(Data records for software interfaces)
*** Begin section ***

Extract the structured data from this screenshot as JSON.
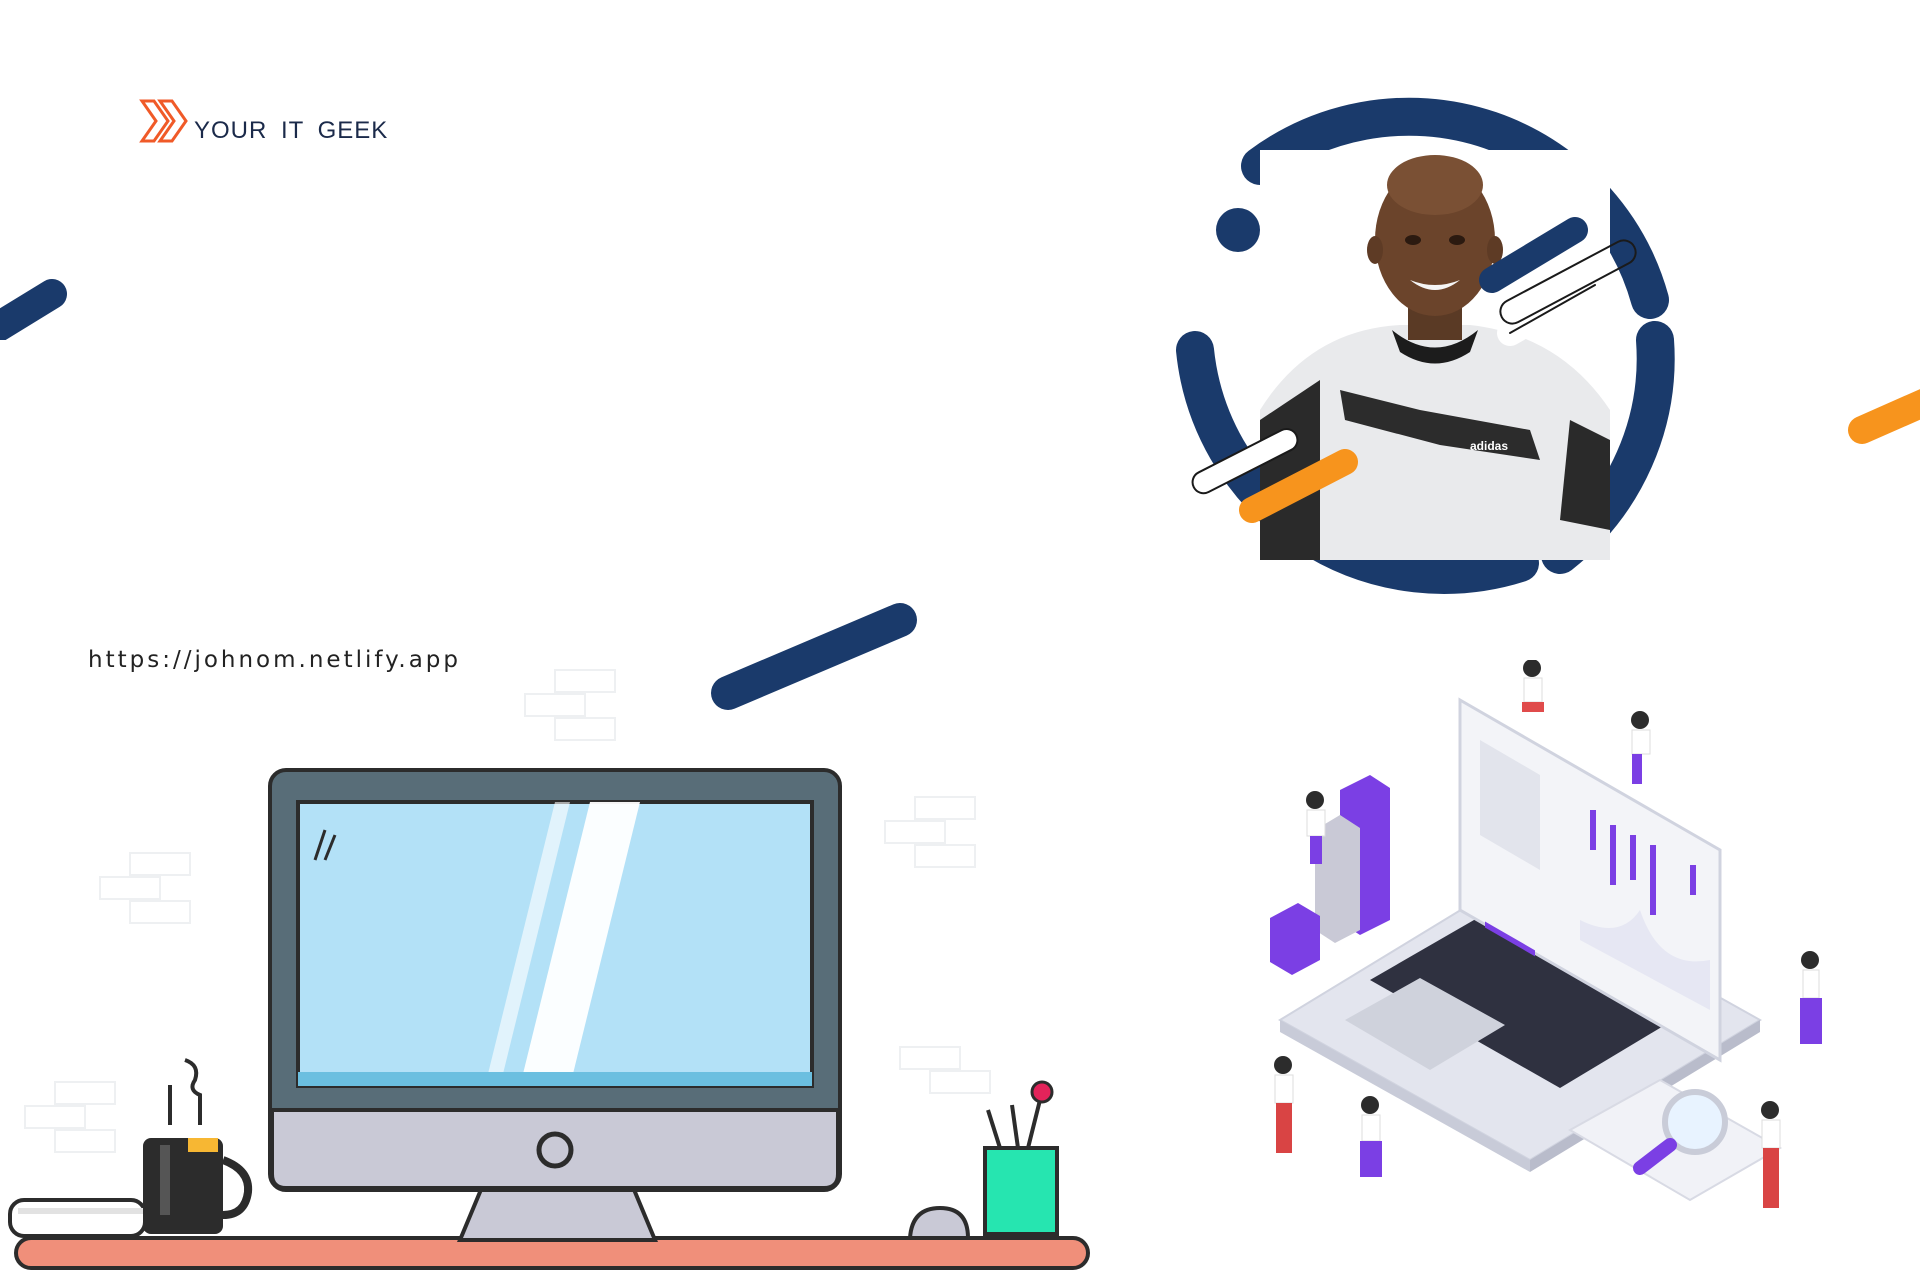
{
  "brand": {
    "name": "YOUR IT GEEK",
    "logo_icon": "chevron-x-logo"
  },
  "website": {
    "url": "https://johnom.netlify.app"
  },
  "portrait": {
    "shirt_brand": "adidas"
  },
  "colors": {
    "navy": "#1a3a6b",
    "orange": "#f7941d",
    "purple": "#7b3fe4",
    "brand_orange": "#f05a28"
  }
}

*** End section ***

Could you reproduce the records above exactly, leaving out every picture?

_Response area_.
Extract the structured data from this screenshot as JSON.
{
  "brand": {
    "name": "YOUR IT GEEK",
    "logo_icon": "chevron-x-logo"
  },
  "website": {
    "url": "https://johnom.netlify.app"
  },
  "portrait": {
    "shirt_brand": "adidas"
  },
  "colors": {
    "navy": "#1a3a6b",
    "orange": "#f7941d",
    "purple": "#7b3fe4",
    "brand_orange": "#f05a28"
  }
}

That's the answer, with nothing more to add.